### Material for this task
---------------

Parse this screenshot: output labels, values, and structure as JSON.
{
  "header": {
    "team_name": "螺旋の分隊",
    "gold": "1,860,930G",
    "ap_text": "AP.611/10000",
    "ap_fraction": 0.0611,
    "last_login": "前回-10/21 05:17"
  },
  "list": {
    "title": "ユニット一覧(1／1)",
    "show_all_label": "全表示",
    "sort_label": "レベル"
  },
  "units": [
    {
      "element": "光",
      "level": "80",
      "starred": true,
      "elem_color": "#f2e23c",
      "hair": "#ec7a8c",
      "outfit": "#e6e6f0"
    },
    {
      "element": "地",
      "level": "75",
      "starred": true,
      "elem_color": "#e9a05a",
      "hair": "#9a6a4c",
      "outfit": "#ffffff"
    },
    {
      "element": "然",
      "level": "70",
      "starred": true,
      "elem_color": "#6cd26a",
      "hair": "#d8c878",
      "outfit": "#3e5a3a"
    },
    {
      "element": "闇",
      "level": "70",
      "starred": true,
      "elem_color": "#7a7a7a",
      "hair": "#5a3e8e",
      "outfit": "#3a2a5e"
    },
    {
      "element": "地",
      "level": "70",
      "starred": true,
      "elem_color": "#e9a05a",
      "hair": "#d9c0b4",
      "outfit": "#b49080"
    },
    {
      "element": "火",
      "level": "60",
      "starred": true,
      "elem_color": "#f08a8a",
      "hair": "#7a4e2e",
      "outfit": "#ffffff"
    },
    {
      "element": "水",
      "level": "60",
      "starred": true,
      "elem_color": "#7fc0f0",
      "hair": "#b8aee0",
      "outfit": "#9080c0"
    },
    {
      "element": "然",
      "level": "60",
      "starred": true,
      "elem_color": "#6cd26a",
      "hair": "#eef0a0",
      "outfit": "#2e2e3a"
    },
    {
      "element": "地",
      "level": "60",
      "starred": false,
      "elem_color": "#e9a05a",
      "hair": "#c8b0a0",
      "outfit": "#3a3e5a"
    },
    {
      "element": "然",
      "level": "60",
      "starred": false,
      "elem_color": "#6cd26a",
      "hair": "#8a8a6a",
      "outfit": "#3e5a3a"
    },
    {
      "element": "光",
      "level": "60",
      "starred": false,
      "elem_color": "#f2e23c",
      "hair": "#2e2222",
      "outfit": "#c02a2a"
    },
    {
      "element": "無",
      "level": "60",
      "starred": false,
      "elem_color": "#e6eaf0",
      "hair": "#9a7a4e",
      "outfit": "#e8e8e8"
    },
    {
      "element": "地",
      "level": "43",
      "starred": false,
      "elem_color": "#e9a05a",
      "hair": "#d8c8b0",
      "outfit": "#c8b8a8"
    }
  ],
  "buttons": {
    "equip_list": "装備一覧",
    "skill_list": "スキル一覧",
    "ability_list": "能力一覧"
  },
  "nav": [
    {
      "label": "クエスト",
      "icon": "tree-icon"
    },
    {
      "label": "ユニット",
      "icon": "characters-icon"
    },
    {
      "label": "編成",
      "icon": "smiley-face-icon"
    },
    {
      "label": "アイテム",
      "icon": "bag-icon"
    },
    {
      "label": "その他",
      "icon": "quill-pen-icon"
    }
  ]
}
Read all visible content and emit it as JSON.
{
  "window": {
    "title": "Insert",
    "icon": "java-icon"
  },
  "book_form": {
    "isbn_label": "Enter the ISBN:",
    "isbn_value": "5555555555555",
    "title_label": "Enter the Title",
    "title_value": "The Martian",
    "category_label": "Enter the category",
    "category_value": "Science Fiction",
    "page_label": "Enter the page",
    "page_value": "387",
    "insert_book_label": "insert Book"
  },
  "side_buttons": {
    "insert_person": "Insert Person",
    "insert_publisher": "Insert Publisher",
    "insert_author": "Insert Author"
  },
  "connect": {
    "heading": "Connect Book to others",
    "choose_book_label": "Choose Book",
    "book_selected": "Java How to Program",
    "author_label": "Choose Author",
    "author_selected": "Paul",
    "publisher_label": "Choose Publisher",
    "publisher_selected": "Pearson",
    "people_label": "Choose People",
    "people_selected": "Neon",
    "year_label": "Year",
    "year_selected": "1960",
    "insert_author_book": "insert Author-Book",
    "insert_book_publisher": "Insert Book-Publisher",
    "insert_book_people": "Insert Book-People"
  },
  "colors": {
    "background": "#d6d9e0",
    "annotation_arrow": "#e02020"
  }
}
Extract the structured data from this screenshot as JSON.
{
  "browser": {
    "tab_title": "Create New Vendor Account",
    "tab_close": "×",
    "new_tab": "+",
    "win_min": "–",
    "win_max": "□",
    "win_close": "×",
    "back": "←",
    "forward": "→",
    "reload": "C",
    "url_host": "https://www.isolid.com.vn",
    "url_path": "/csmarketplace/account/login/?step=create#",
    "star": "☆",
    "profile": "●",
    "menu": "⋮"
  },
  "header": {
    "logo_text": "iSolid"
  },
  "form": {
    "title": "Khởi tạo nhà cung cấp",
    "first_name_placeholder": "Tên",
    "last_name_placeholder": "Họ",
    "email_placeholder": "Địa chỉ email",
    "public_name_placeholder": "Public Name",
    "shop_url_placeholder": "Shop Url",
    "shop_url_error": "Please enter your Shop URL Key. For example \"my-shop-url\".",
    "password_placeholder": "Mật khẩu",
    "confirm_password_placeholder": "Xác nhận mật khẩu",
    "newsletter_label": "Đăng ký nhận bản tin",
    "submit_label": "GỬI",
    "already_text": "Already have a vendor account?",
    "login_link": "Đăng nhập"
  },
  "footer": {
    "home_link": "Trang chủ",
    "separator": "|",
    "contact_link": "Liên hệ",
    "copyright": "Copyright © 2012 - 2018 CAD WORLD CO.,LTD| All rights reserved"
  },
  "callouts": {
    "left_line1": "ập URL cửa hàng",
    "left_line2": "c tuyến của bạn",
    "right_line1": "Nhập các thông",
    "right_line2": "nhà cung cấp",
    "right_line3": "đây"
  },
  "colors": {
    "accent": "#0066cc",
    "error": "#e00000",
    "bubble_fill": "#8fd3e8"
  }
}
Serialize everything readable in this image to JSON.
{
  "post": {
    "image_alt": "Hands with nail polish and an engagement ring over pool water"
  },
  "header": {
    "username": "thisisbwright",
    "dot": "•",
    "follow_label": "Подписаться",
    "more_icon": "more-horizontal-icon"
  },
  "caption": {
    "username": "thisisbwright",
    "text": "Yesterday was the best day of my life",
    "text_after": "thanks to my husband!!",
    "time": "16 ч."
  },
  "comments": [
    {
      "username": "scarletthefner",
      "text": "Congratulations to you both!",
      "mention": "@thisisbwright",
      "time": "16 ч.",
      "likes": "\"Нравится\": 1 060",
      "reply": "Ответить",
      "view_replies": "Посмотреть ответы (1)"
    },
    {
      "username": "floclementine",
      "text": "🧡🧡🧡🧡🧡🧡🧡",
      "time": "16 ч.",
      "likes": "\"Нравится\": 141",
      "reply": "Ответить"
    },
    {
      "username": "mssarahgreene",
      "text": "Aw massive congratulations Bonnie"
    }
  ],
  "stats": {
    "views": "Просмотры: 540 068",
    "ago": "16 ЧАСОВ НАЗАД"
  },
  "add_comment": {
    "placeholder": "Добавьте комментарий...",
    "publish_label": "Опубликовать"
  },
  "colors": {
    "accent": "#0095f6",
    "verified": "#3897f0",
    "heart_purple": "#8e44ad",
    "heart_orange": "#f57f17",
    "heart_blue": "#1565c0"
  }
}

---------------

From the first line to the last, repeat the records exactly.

### Answer box
Parse this screenshot: output labels, values, and structure as JSON.
{
  "header": {
    "team_name": "螺旋の分隊",
    "gold": "1,860,930G",
    "ap_text": "AP.611/10000",
    "ap_fraction": 0.0611,
    "last_login": "前回-10/21 05:17"
  },
  "list": {
    "title": "ユニット一覧(1／1)",
    "show_all_label": "全表示",
    "sort_label": "レベル"
  },
  "units": [
    {
      "element": "光",
      "level": "80",
      "starred": true,
      "elem_color": "#f2e23c",
      "hair": "#ec7a8c",
      "outfit": "#e6e6f0"
    },
    {
      "element": "地",
      "level": "75",
      "starred": true,
      "elem_color": "#e9a05a",
      "hair": "#9a6a4c",
      "outfit": "#ffffff"
    },
    {
      "element": "然",
      "level": "70",
      "starred": true,
      "elem_color": "#6cd26a",
      "hair": "#d8c878",
      "outfit": "#3e5a3a"
    },
    {
      "element": "闇",
      "level": "70",
      "starred": true,
      "elem_color": "#7a7a7a",
      "hair": "#5a3e8e",
      "outfit": "#3a2a5e"
    },
    {
      "element": "地",
      "level": "70",
      "starred": true,
      "elem_color": "#e9a05a",
      "hair": "#d9c0b4",
      "outfit": "#b49080"
    },
    {
      "element": "火",
      "level": "60",
      "starred": true,
      "elem_color": "#f08a8a",
      "hair": "#7a4e2e",
      "outfit": "#ffffff"
    },
    {
      "element": "水",
      "level": "60",
      "starred": true,
      "elem_color": "#7fc0f0",
      "hair": "#b8aee0",
      "outfit": "#9080c0"
    },
    {
      "element": "然",
      "level": "60",
      "starred": true,
      "elem_color": "#6cd26a",
      "hair": "#eef0a0",
      "outfit": "#2e2e3a"
    },
    {
      "element": "地",
      "level": "60",
      "starred": false,
      "elem_color": "#e9a05a",
      "hair": "#c8b0a0",
      "outfit": "#3a3e5a"
    },
    {
      "element": "然",
      "level": "60",
      "starred": false,
      "elem_color": "#6cd26a",
      "hair": "#8a8a6a",
      "outfit": "#3e5a3a"
    },
    {
      "element": "光",
      "level": "60",
      "starred": false,
      "elem_color": "#f2e23c",
      "hair": "#2e2222",
      "outfit": "#c02a2a"
    },
    {
      "element": "無",
      "level": "60",
      "starred": false,
      "elem_color": "#e6eaf0",
      "hair": "#9a7a4e",
      "outfit": "#e8e8e8"
    },
    {
      "element": "地",
      "level": "43",
      "starred": false,
      "elem_color": "#e9a05a",
      "hair": "#d8c8b0",
      "outfit": "#c8b8a8"
    }
  ],
  "buttons": {
    "equip_list": "装備一覧",
    "skill_list": "スキル一覧",
    "ability_list": "能力一覧"
  },
  "nav": [
    {
      "label": "クエスト",
      "icon": "tree-icon"
    },
    {
      "label": "ユニット",
      "icon": "characters-icon"
    },
    {
      "label": "編成",
      "icon": "smiley-face-icon"
    },
    {
      "label": "アイテム",
      "icon": "bag-icon"
    },
    {
      "label": "その他",
      "icon": "quill-pen-icon"
    }
  ]
}
Read all visible content and emit it as JSON.
{
  "window": {
    "title": "Insert",
    "icon": "java-icon"
  },
  "book_form": {
    "isbn_label": "Enter the ISBN:",
    "isbn_value": "5555555555555",
    "title_label": "Enter the Title",
    "title_value": "The Martian",
    "category_label": "Enter the category",
    "category_value": "Science Fiction",
    "page_label": "Enter the page",
    "page_value": "387",
    "insert_book_label": "insert Book"
  },
  "side_buttons": {
    "insert_person": "Insert Person",
    "insert_publisher": "Insert Publisher",
    "insert_author": "Insert Author"
  },
  "connect": {
    "heading": "Connect Book to others",
    "choose_book_label": "Choose Book",
    "book_selected": "Java How to Program",
    "author_label": "Choose Author",
    "author_selected": "Paul",
    "publisher_label": "Choose Publisher",
    "publisher_selected": "Pearson",
    "people_label": "Choose People",
    "people_selected": "Neon",
    "year_label": "Year",
    "year_selected": "1960",
    "insert_author_book": "insert Author-Book",
    "insert_book_publisher": "Insert Book-Publisher",
    "insert_book_people": "Insert Book-People"
  },
  "colors": {
    "background": "#d6d9e0",
    "annotation_arrow": "#e02020"
  }
}
Extract the structured data from this screenshot as JSON.
{
  "browser": {
    "tab_title": "Create New Vendor Account",
    "tab_close": "×",
    "new_tab": "+",
    "win_min": "–",
    "win_max": "□",
    "win_close": "×",
    "back": "←",
    "forward": "→",
    "reload": "C",
    "url_host": "https://www.isolid.com.vn",
    "url_path": "/csmarketplace/account/login/?step=create#",
    "star": "☆",
    "profile": "●",
    "menu": "⋮"
  },
  "header": {
    "logo_text": "iSolid"
  },
  "form": {
    "title": "Khởi tạo nhà cung cấp",
    "first_name_placeholder": "Tên",
    "last_name_placeholder": "Họ",
    "email_placeholder": "Địa chỉ email",
    "public_name_placeholder": "Public Name",
    "shop_url_placeholder": "Shop Url",
    "shop_url_error": "Please enter your Shop URL Key. For example \"my-shop-url\".",
    "password_placeholder": "Mật khẩu",
    "confirm_password_placeholder": "Xác nhận mật khẩu",
    "newsletter_label": "Đăng ký nhận bản tin",
    "submit_label": "GỬI",
    "already_text": "Already have a vendor account?",
    "login_link": "Đăng nhập"
  },
  "footer": {
    "home_link": "Trang chủ",
    "separator": "|",
    "contact_link": "Liên hệ",
    "copyright": "Copyright © 2012 - 2018 CAD WORLD CO.,LTD| All rights reserved"
  },
  "callouts": {
    "left_line1": "ập URL cửa hàng",
    "left_line2": "c tuyến của bạn",
    "right_line1": "Nhập các thông",
    "right_line2": "nhà cung cấp",
    "right_line3": "đây"
  },
  "colors": {
    "accent": "#0066cc",
    "error": "#e00000",
    "bubble_fill": "#8fd3e8"
  }
}
Serialize everything readable in this image to JSON.
{
  "post": {
    "image_alt": "Hands with nail polish and an engagement ring over pool water"
  },
  "header": {
    "username": "thisisbwright",
    "dot": "•",
    "follow_label": "Подписаться",
    "more_icon": "more-horizontal-icon"
  },
  "caption": {
    "username": "thisisbwright",
    "text": "Yesterday was the best day of my life",
    "text_after": "thanks to my husband!!",
    "time": "16 ч."
  },
  "comments": [
    {
      "username": "scarletthefner",
      "text": "Congratulations to you both!",
      "mention": "@thisisbwright",
      "time": "16 ч.",
      "likes": "\"Нравится\": 1 060",
      "reply": "Ответить",
      "view_replies": "Посмотреть ответы (1)"
    },
    {
      "username": "floclementine",
      "text": "🧡🧡🧡🧡🧡🧡🧡",
      "time": "16 ч.",
      "likes": "\"Нравится\": 141",
      "reply": "Ответить"
    },
    {
      "username": "mssarahgreene",
      "text": "Aw massive congratulations Bonnie"
    }
  ],
  "stats": {
    "views": "Просмотры: 540 068",
    "ago": "16 ЧАСОВ НАЗАД"
  },
  "add_comment": {
    "placeholder": "Добавьте комментарий...",
    "publish_label": "Опубликовать"
  },
  "colors": {
    "accent": "#0095f6",
    "verified": "#3897f0",
    "heart_purple": "#8e44ad",
    "heart_orange": "#f57f17",
    "heart_blue": "#1565c0"
  }
}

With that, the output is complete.